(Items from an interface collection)
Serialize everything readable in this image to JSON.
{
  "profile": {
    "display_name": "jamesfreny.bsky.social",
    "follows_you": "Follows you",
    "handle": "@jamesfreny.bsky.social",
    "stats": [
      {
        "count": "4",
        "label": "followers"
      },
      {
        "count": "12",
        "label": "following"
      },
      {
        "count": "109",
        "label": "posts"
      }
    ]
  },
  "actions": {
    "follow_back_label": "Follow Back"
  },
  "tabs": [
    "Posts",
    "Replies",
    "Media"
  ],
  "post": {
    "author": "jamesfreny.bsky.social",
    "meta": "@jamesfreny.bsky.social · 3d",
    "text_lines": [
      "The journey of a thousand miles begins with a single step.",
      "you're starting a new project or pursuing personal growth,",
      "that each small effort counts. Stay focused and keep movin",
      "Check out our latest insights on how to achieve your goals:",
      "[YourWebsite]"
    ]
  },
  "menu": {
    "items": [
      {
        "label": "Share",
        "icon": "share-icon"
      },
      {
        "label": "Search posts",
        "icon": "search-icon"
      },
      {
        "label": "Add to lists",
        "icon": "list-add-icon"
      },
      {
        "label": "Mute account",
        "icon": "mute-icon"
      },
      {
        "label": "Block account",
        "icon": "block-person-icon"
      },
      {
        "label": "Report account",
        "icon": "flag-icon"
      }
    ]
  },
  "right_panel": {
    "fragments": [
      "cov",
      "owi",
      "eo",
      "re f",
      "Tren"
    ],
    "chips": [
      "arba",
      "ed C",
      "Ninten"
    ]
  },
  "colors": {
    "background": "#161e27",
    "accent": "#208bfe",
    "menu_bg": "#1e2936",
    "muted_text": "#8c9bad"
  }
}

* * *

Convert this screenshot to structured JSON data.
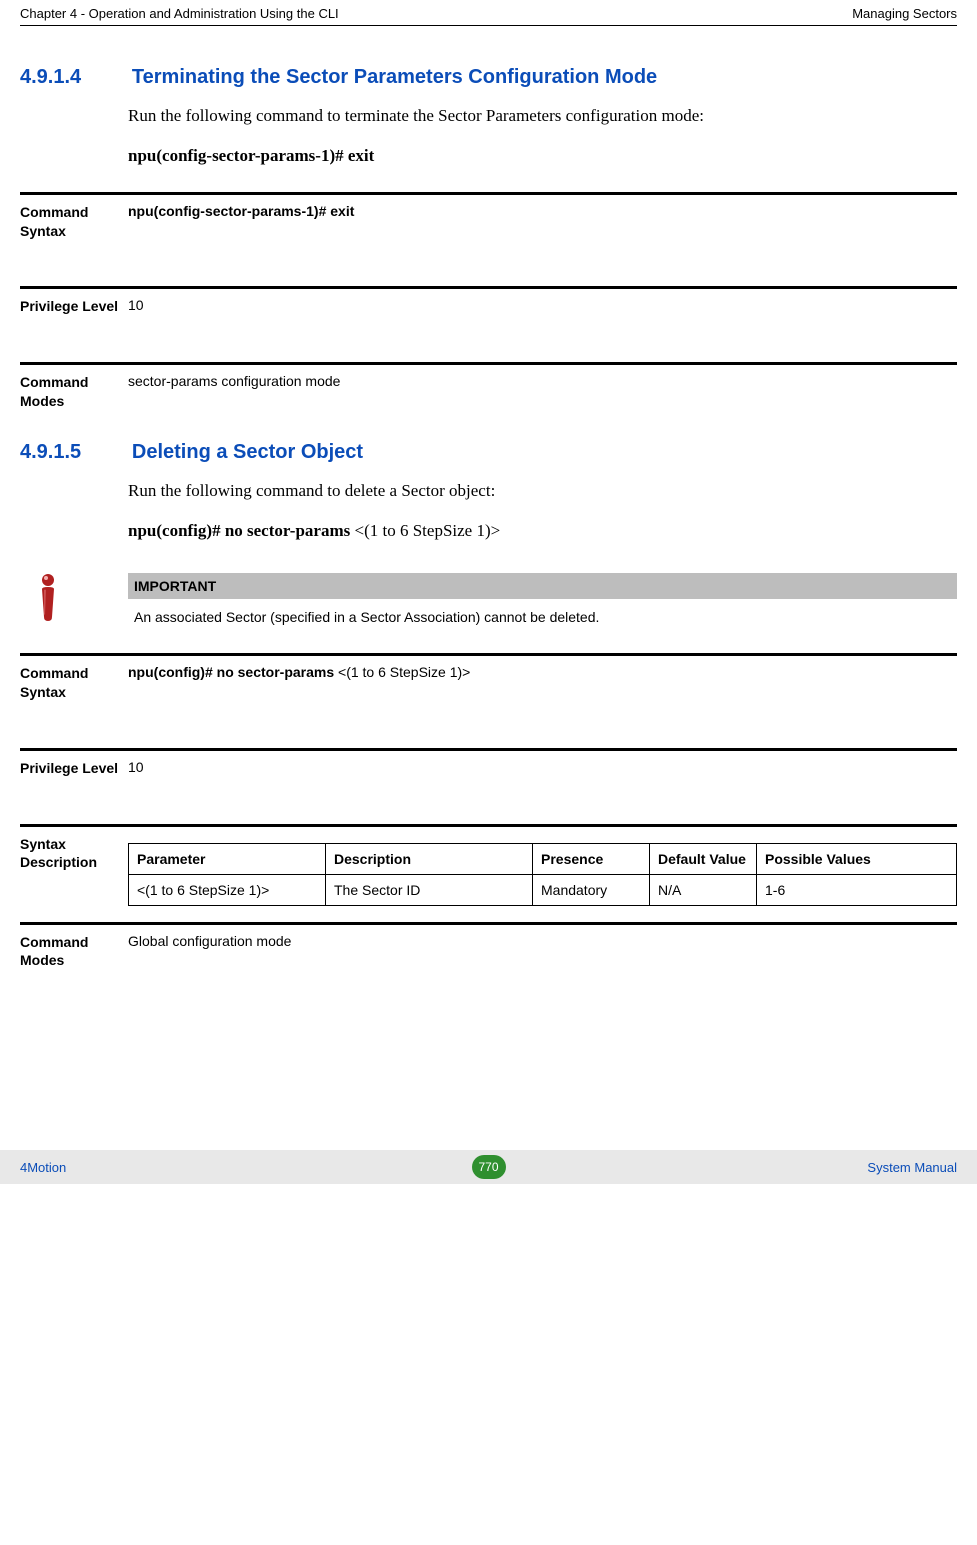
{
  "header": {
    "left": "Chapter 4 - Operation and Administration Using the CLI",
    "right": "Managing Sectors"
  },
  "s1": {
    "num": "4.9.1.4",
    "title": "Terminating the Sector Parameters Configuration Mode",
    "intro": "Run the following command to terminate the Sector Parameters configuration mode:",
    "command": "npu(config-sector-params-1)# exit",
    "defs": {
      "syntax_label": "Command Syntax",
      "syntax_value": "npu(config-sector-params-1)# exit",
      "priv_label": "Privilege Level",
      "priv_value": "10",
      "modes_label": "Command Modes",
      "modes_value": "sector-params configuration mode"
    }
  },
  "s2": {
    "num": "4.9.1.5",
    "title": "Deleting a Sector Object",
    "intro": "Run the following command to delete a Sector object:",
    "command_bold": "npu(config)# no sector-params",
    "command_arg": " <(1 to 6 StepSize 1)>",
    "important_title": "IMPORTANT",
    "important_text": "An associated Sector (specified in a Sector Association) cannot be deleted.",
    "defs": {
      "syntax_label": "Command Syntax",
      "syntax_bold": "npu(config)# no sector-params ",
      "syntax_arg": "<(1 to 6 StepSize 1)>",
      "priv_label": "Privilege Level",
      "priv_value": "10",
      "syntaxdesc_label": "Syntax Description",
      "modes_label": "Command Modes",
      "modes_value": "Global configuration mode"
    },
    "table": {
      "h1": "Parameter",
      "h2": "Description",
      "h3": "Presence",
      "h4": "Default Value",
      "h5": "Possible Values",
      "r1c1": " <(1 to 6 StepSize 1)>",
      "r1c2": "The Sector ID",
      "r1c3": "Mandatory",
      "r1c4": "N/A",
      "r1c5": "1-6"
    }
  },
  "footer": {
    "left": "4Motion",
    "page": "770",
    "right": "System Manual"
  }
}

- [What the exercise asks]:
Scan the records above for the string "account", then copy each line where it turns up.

- [Result of this task]:
        "label": "Mute account",
        "label": "Block account",
        "label": "Report account",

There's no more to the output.